-- What to produce --
An exact copy of every entry is needed, with no images.

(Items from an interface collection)
------------------------------------------------

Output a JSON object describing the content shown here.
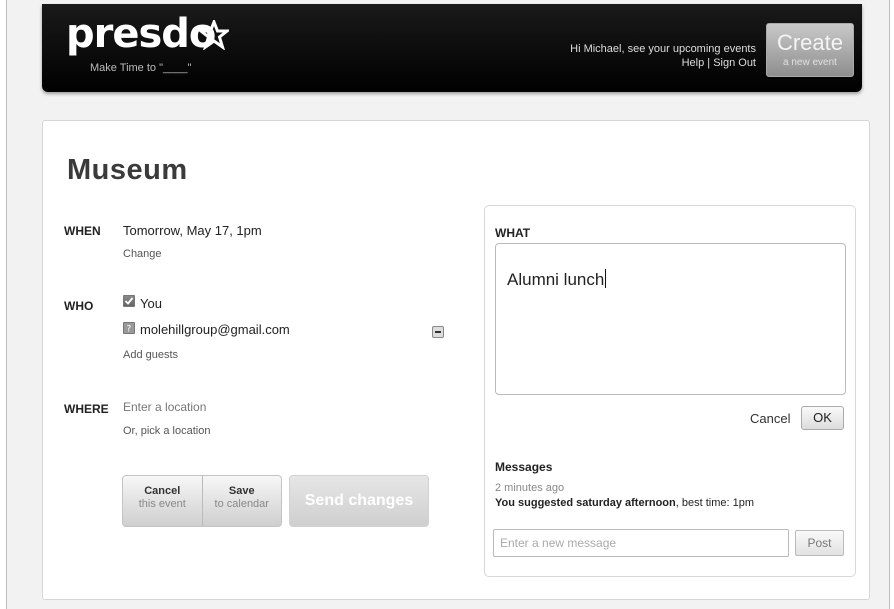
{
  "header": {
    "logo": "presdo",
    "tagline": "Make Time to \"____\"",
    "greeting": "Hi Michael, see your upcoming events",
    "help_link": "Help",
    "sign_out_link": "Sign Out",
    "create_label": "Create",
    "create_sub": "a new event"
  },
  "event": {
    "title": "Museum",
    "when": {
      "label": "WHEN",
      "value": "Tomorrow, May 17, 1pm",
      "change_link": "Change"
    },
    "who": {
      "label": "WHO",
      "guests": [
        {
          "name": "You",
          "checked": true
        },
        {
          "name": "molehillgroup@gmail.com",
          "checked": false
        }
      ],
      "add_guests_link": "Add guests"
    },
    "where": {
      "label": "WHERE",
      "placeholder": "Enter a location",
      "pick_link": "Or, pick a location"
    },
    "actions": {
      "cancel_main": "Cancel",
      "cancel_sub": "this event",
      "save_main": "Save",
      "save_sub": "to calendar",
      "send_label": "Send changes"
    }
  },
  "what_panel": {
    "label": "WHAT",
    "value": "Alumni lunch",
    "cancel_label": "Cancel",
    "ok_label": "OK",
    "messages_label": "Messages",
    "messages": [
      {
        "time": "2 minutes ago",
        "author": "You",
        "text_bold": "suggested saturday afternoon",
        "text_rest": ", best time: 1pm"
      }
    ],
    "message_placeholder": "Enter a new message",
    "post_label": "Post"
  }
}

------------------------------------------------

-- Reply --
Output a JSON object describing the content shown here.
{
  "header": {
    "logo": "presdo",
    "tagline": "Make Time to \"____\"",
    "greeting": "Hi Michael, see your upcoming events",
    "help_link": "Help",
    "sign_out_link": "Sign Out",
    "create_label": "Create",
    "create_sub": "a new event"
  },
  "event": {
    "title": "Museum",
    "when": {
      "label": "WHEN",
      "value": "Tomorrow, May 17, 1pm",
      "change_link": "Change"
    },
    "who": {
      "label": "WHO",
      "guests": [
        {
          "name": "You",
          "checked": true
        },
        {
          "name": "molehillgroup@gmail.com",
          "checked": false
        }
      ],
      "add_guests_link": "Add guests"
    },
    "where": {
      "label": "WHERE",
      "placeholder": "Enter a location",
      "pick_link": "Or, pick a location"
    },
    "actions": {
      "cancel_main": "Cancel",
      "cancel_sub": "this event",
      "save_main": "Save",
      "save_sub": "to calendar",
      "send_label": "Send changes"
    }
  },
  "what_panel": {
    "label": "WHAT",
    "value": "Alumni lunch",
    "cancel_label": "Cancel",
    "ok_label": "OK",
    "messages_label": "Messages",
    "messages": [
      {
        "time": "2 minutes ago",
        "author": "You",
        "text_bold": "suggested saturday afternoon",
        "text_rest": ", best time: 1pm"
      }
    ],
    "message_placeholder": "Enter a new message",
    "post_label": "Post"
  }
}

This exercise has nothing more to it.